BEGIN RECORDS FOR THE TASK

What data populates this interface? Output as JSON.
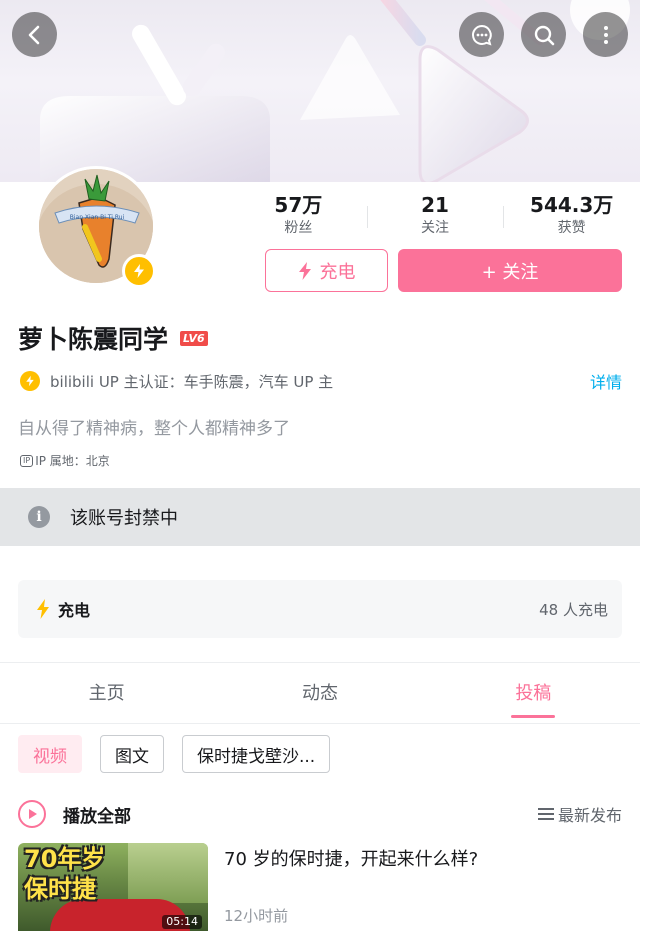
{
  "profile": {
    "name": "萝卜陈震同学",
    "level_badge": "LV6",
    "cert_text": "bilibili UP 主认证：车手陈震，汽车 UP 主",
    "cert_detail": "详情",
    "bio": "自从得了精神病，整个人都精神多了",
    "ip_tag": "IP",
    "ip_location": "IP 属地：北京",
    "avatar_text": "Bian Xian Bi Ti Rui"
  },
  "stats": [
    {
      "value": "57万",
      "label": "粉丝"
    },
    {
      "value": "21",
      "label": "关注"
    },
    {
      "value": "544.3万",
      "label": "获赞"
    }
  ],
  "actions": {
    "charge_label": "充电",
    "follow_label": "+ 关注"
  },
  "notice": {
    "icon": "i",
    "text": "该账号封禁中"
  },
  "charge_card": {
    "label": "充电",
    "count": "48 人充电"
  },
  "tabs": [
    {
      "label": "主页"
    },
    {
      "label": "动态"
    },
    {
      "label": "投稿"
    }
  ],
  "filters": [
    {
      "label": "视频"
    },
    {
      "label": "图文"
    },
    {
      "label": "保时捷戈壁沙..."
    }
  ],
  "playlist": {
    "play_all_label": "播放全部",
    "sort_label": "最新发布"
  },
  "videos": [
    {
      "thumb_line1": "70年岁",
      "thumb_line2": "保时捷",
      "duration": "05:14",
      "title": "70 岁的保时捷，开起来什么样?",
      "time": "12小时前"
    }
  ],
  "icons": {
    "back": "back-arrow-icon",
    "message": "message-icon",
    "search": "search-icon",
    "more": "more-icon",
    "lightning": "lightning-icon",
    "info": "info-icon",
    "play": "play-icon",
    "sort": "sort-icon"
  },
  "colors": {
    "accent": "#fb7299",
    "verify": "#ffbf00",
    "link": "#00aeec",
    "notice_bg": "#e3e5e7"
  }
}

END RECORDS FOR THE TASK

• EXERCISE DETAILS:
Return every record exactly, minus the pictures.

• WORKED SOLUTION:
What data populates this interface? Output as JSON.
{
  "profile": {
    "name": "萝卜陈震同学",
    "level_badge": "LV6",
    "cert_text": "bilibili UP 主认证：车手陈震，汽车 UP 主",
    "cert_detail": "详情",
    "bio": "自从得了精神病，整个人都精神多了",
    "ip_tag": "IP",
    "ip_location": "IP 属地：北京",
    "avatar_text": "Bian Xian Bi Ti Rui"
  },
  "stats": [
    {
      "value": "57万",
      "label": "粉丝"
    },
    {
      "value": "21",
      "label": "关注"
    },
    {
      "value": "544.3万",
      "label": "获赞"
    }
  ],
  "actions": {
    "charge_label": "充电",
    "follow_label": "+ 关注"
  },
  "notice": {
    "icon": "i",
    "text": "该账号封禁中"
  },
  "charge_card": {
    "label": "充电",
    "count": "48 人充电"
  },
  "tabs": [
    {
      "label": "主页"
    },
    {
      "label": "动态"
    },
    {
      "label": "投稿"
    }
  ],
  "filters": [
    {
      "label": "视频"
    },
    {
      "label": "图文"
    },
    {
      "label": "保时捷戈壁沙..."
    }
  ],
  "playlist": {
    "play_all_label": "播放全部",
    "sort_label": "最新发布"
  },
  "videos": [
    {
      "thumb_line1": "70年岁",
      "thumb_line2": "保时捷",
      "duration": "05:14",
      "title": "70 岁的保时捷，开起来什么样?",
      "time": "12小时前"
    }
  ],
  "icons": {
    "back": "back-arrow-icon",
    "message": "message-icon",
    "search": "search-icon",
    "more": "more-icon",
    "lightning": "lightning-icon",
    "info": "info-icon",
    "play": "play-icon",
    "sort": "sort-icon"
  },
  "colors": {
    "accent": "#fb7299",
    "verify": "#ffbf00",
    "link": "#00aeec",
    "notice_bg": "#e3e5e7"
  }
}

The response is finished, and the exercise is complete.